   How do you know if the past is interfering in your current life? It is quite difficult to determine alone, as one of my European clients recently remarked, “The camel never sees its own hump”. Ask those close to you if they see a pattern in your behavior. Patterns, good or bad, reveal historical learning’s and certainly reveal the story you have written about yourself over time.

     A client of mine was referred a few months ago by his HR department because he was having difficulty working for a female manager and was not advancing within his department. According to the HR representative his manager is a person who speaks with authority, is known for being a powerful strategist with a no –nonsense approach to those who work for and with her. My client wanted a brief coaching experience to develop better strategies to cope with what he considered her “cold, arrogant and uncaring behavior” as well as his belief that she was limiting his potential. He wanted strategies to address his superior successfully but had little interest in exploring his past or considering how his personal roots may be related to his current perceptions.

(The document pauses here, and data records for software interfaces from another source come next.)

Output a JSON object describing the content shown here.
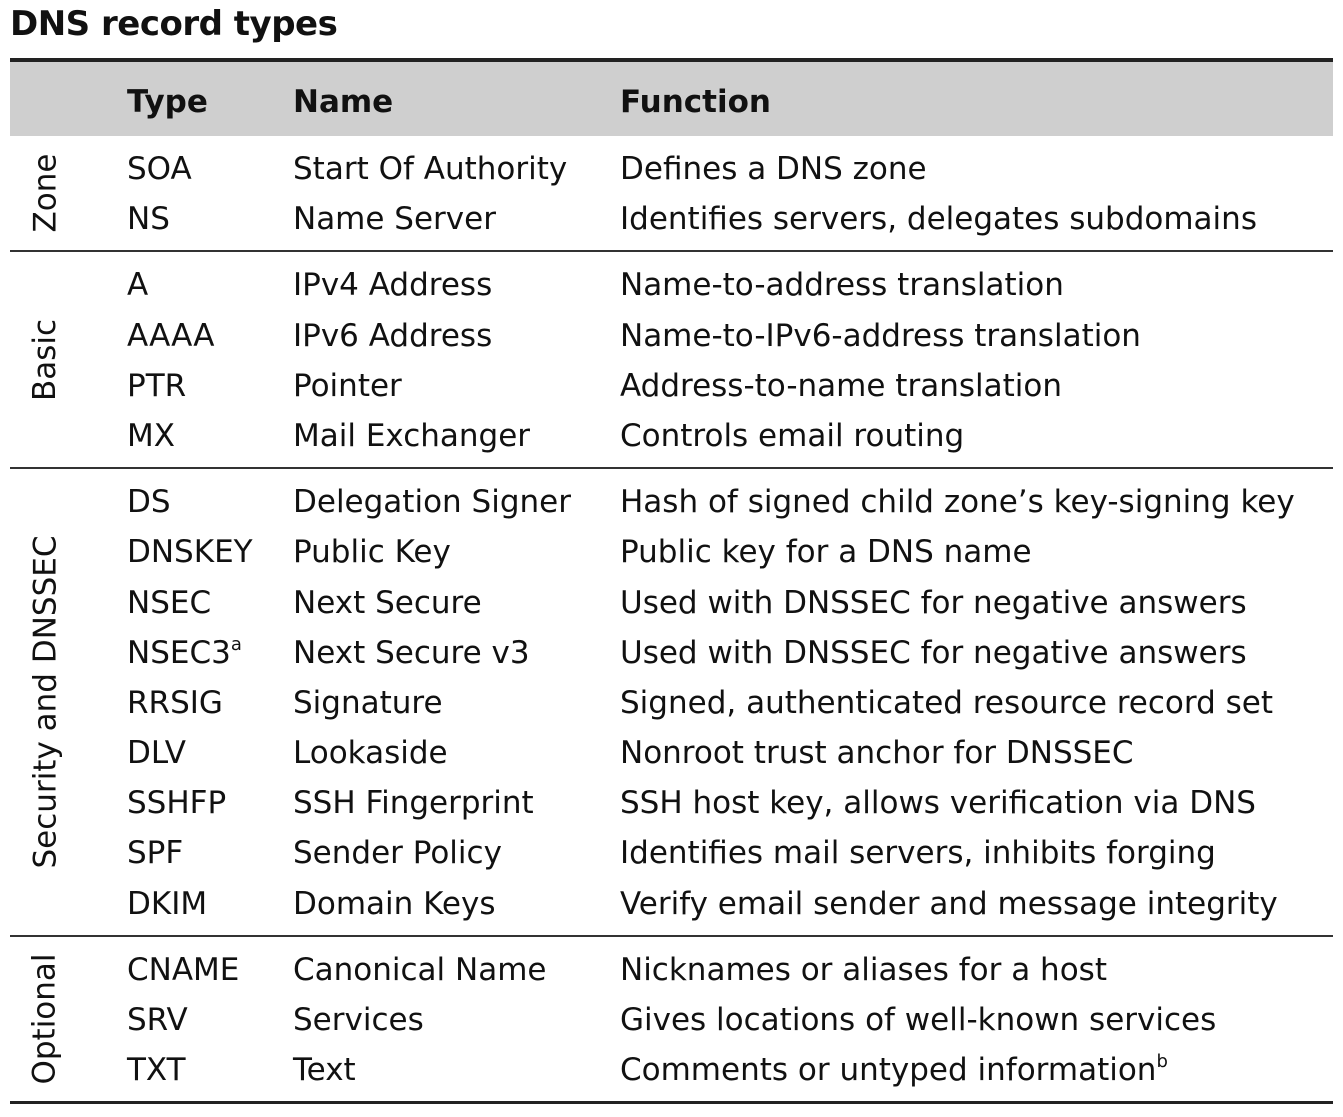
{
  "title": "DNS record types",
  "headers": {
    "type": "Type",
    "name": "Name",
    "function": "Function"
  },
  "groups": [
    {
      "label": "Zone",
      "rows": [
        {
          "type": "SOA",
          "name": "Start Of Authority",
          "function": "Defines a DNS zone"
        },
        {
          "type": "NS",
          "name": "Name Server",
          "function": "Identifies servers, delegates subdomains"
        }
      ]
    },
    {
      "label": "Basic",
      "rows": [
        {
          "type": "A",
          "name": "IPv4 Address",
          "function": "Name-to-address translation"
        },
        {
          "type": "AAAA",
          "name": "IPv6 Address",
          "function": "Name-to-IPv6-address translation"
        },
        {
          "type": "PTR",
          "name": "Pointer",
          "function": "Address-to-name translation"
        },
        {
          "type": "MX",
          "name": "Mail Exchanger",
          "function": "Controls email routing"
        }
      ]
    },
    {
      "label": "Security and DNSSEC",
      "rows": [
        {
          "type": "DS",
          "name": "Delegation Signer",
          "function": "Hash of signed child zone’s key-signing key"
        },
        {
          "type": "DNSKEY",
          "name": "Public Key",
          "function": "Public key for a DNS name"
        },
        {
          "type": "NSEC",
          "name": "Next Secure",
          "function": "Used with DNSSEC for negative answers"
        },
        {
          "type": "NSEC3",
          "type_note": "a",
          "name": "Next Secure v3",
          "function": "Used with DNSSEC for negative answers"
        },
        {
          "type": "RRSIG",
          "name": "Signature",
          "function": "Signed, authenticated resource record set"
        },
        {
          "type": "DLV",
          "name": "Lookaside",
          "function": "Nonroot trust anchor for DNSSEC"
        },
        {
          "type": "SSHFP",
          "name": "SSH Fingerprint",
          "function": "SSH host key, allows verification via DNS"
        },
        {
          "type": "SPF",
          "name": "Sender Policy",
          "function": "Identifies mail servers, inhibits forging"
        },
        {
          "type": "DKIM",
          "name": "Domain Keys",
          "function": "Verify email sender and message integrity"
        }
      ]
    },
    {
      "label": "Optional",
      "rows": [
        {
          "type": "CNAME",
          "name": "Canonical Name",
          "function": "Nicknames or aliases for a host"
        },
        {
          "type": "SRV",
          "name": "Services",
          "function": "Gives locations of well-known services"
        },
        {
          "type": "TXT",
          "name": "Text",
          "function": "Comments or untyped information",
          "function_note": "b"
        }
      ]
    }
  ]
}
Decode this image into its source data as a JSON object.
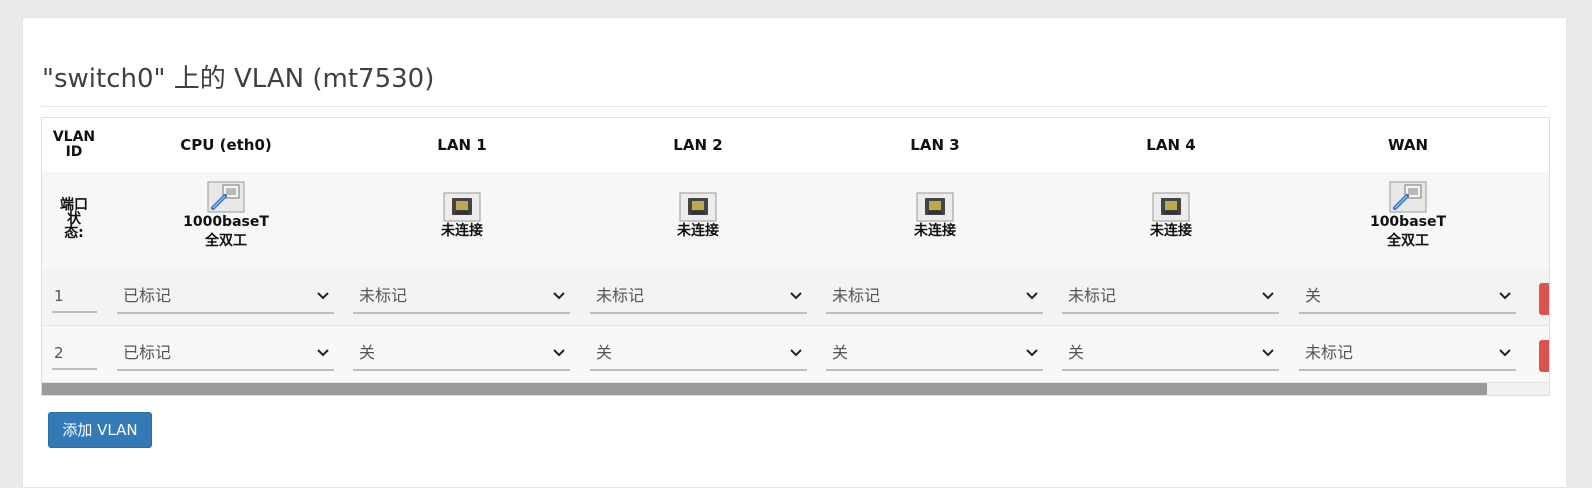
{
  "page": {
    "title": "\"switch0\" 上的 VLAN (mt7530)",
    "add_button": "添加 VLAN"
  },
  "table": {
    "headers": [
      "VLAN ID",
      "CPU (eth0)",
      "LAN 1",
      "LAN 2",
      "LAN 3",
      "LAN 4",
      "WAN"
    ],
    "vlan_id_header_lines": [
      "VLAN",
      "ID"
    ],
    "status_label_lines": [
      "端口",
      "状",
      "态:"
    ],
    "ports": [
      {
        "icon": "ethernet-connected-icon",
        "line1": "1000baseT",
        "line2": "全双工",
        "connected": true
      },
      {
        "icon": "ethernet-disconnected-icon",
        "line1": "未连接",
        "line2": "",
        "connected": false
      },
      {
        "icon": "ethernet-disconnected-icon",
        "line1": "未连接",
        "line2": "",
        "connected": false
      },
      {
        "icon": "ethernet-disconnected-icon",
        "line1": "未连接",
        "line2": "",
        "connected": false
      },
      {
        "icon": "ethernet-disconnected-icon",
        "line1": "未连接",
        "line2": "",
        "connected": false
      },
      {
        "icon": "ethernet-connected-icon",
        "line1": "100baseT",
        "line2": "全双工",
        "connected": true
      }
    ],
    "rows": [
      {
        "vlan_id": "1",
        "values": [
          "已标记",
          "未标记",
          "未标记",
          "未标记",
          "未标记",
          "关"
        ]
      },
      {
        "vlan_id": "2",
        "values": [
          "已标记",
          "关",
          "关",
          "关",
          "关",
          "未标记"
        ]
      }
    ]
  },
  "colors": {
    "primary_button": "#337ab7",
    "delete_button": "#d9534f"
  }
}
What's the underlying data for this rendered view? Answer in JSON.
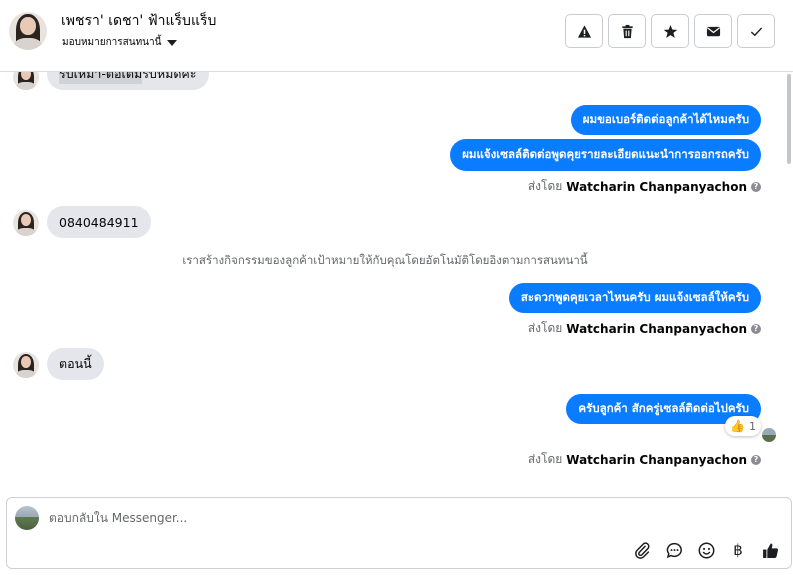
{
  "header": {
    "contact_name": "เพชรา' เดชา' ฟ้าแร็บแร็บ",
    "assign_label": "มอบหมายการสนทนานี้",
    "actions": [
      {
        "name": "warning-icon"
      },
      {
        "name": "trash-icon"
      },
      {
        "name": "star-icon"
      },
      {
        "name": "mail-icon"
      },
      {
        "name": "check-icon"
      }
    ]
  },
  "messages": {
    "m1": {
      "text_highlight": "รับเหมา-ต่อเติม",
      "text_rest": "รับหมดคะ"
    },
    "m2": {
      "text": "ผมขอเบอร์ติดต่อลูกค้าได้ไหมครับ"
    },
    "m3": {
      "text": "ผมแจ้งเซลล์ติดต่อพูดคุยรายละเอียดแนะนำการออกรถครับ"
    },
    "sent_by_prefix": "ส่งโดย",
    "sent_by_name": "Watcharin Chanpanyachon",
    "m4": {
      "text": "0840484911"
    },
    "system": "เราสร้างกิจกรรมของลูกค้าเป้าหมายให้กับคุณโดยอัตโนมัติโดยอิงตามการสนทนานี้",
    "m5": {
      "text": "สะดวกพูดคุยเวลาไหนครับ ผมแจ้งเซลล์ให้ครับ"
    },
    "m6": {
      "text": "ตอนนี้"
    },
    "m7": {
      "text": "ครับลูกค้า สักครู่เซลล์ติดต่อไปครับ"
    },
    "reaction": {
      "emoji": "👍",
      "count": "1"
    }
  },
  "composer": {
    "placeholder": "ตอบกลับใน Messenger...",
    "tools": [
      "paperclip-icon",
      "chat-bubble-icon",
      "emoji-icon",
      "baht-icon",
      "thumbs-up-icon"
    ],
    "baht_symbol": "฿"
  },
  "colors": {
    "outgoing": "#0a7cff",
    "incoming": "#e4e6eb"
  }
}
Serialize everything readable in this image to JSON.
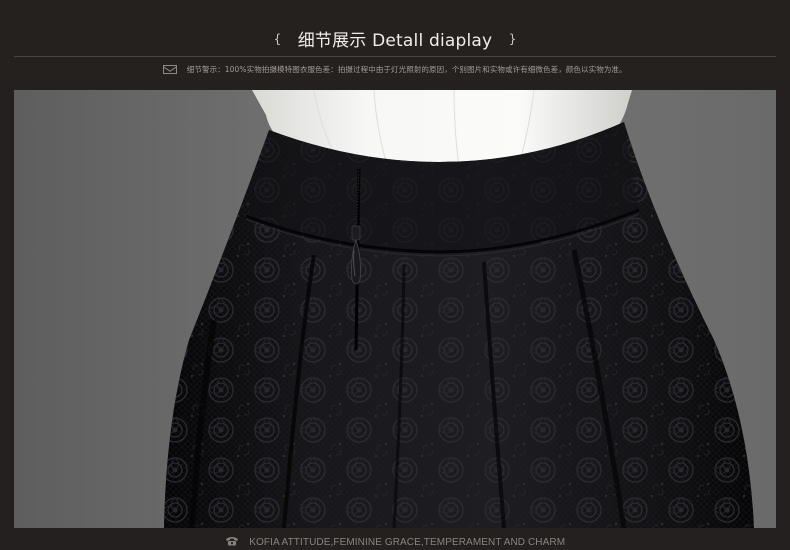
{
  "header": {
    "open_brace": "{",
    "title": "细节展示 Detall diaplay",
    "close_brace": "}"
  },
  "notice": {
    "icon": "mail-icon",
    "text": "细节警示：100%实物拍摄模特图衣服色差：拍摄过程中由于灯光照射的原因，个别图片和实物或许有细微色差，颜色以实物为准。"
  },
  "photo": {
    "subject": "black lace skirt waistband with zipper and white blouse"
  },
  "footer": {
    "icon": "phone-icon",
    "text": "KOFIA ATTITUDE,FEMININE GRACE,TEMPERAMENT AND CHARM"
  },
  "colors": {
    "background": "#24201f",
    "skirt": "#0d0d10",
    "backdrop": "#6e6e6e",
    "blouse": "#f1f1ef"
  }
}
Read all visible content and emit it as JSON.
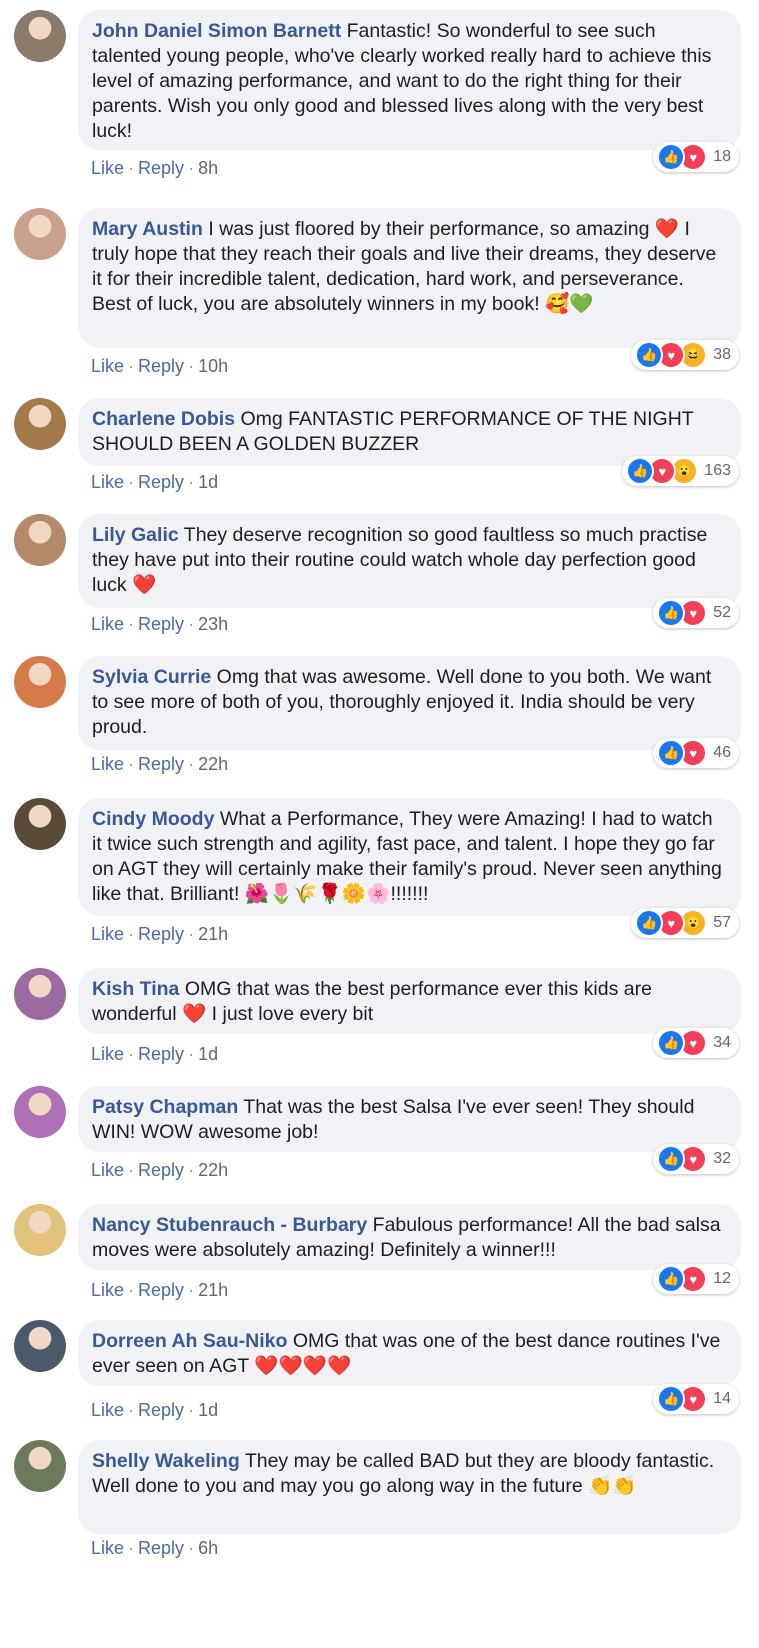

    Ultimately he humored me and told me about his family background. His alcoholic mother, an attorney who was noted for being feared in court as well as being feared by her passive husband was the dominant figure in his early childhood. My client grew up feeling anxious in his mother’s presence due to her unyielding perfectionism which was made worse by her lack of affection. My client witnessed his father taking a helpless stance and retreating with obvious dissatisfaction. You get the picture as to how his old story could dominate his current thinking and perceptions. Without re-writing his fictitious account of himself, particularly the chapter that indicated he would be humiliated in the presence of strong woman he would be doomed to continual anxiety and doubt about himself.

     Often there is resistance to exploring the past for fear that one will get lost in an un-ending maze and never emerge with clarity. Conversely there is often fear from those who dwell on the past that they will be expected to change and be held accountable if they move forward. There is a time to encourage people to take action, to develop coping strategies to improve their lives and there is a time to re-visit the past and discover and conquer those aspects of our histories that are inaccurate and holding us in a fixed, unproductive position.

   A seasoned clinician can help you determine the direction that is best for you. Remember, we often want what we don’t need and need what we don’t want. I encourage those of you who realize you’re not reaching the place in life you truly desire to seek consultation in an effort to obtain objective feedback to gain clarity regarding the dynamics that may be holding you back from the happiness and satisfaction you deserve. If I can be of help in your pursuits please feel free to contact me directly.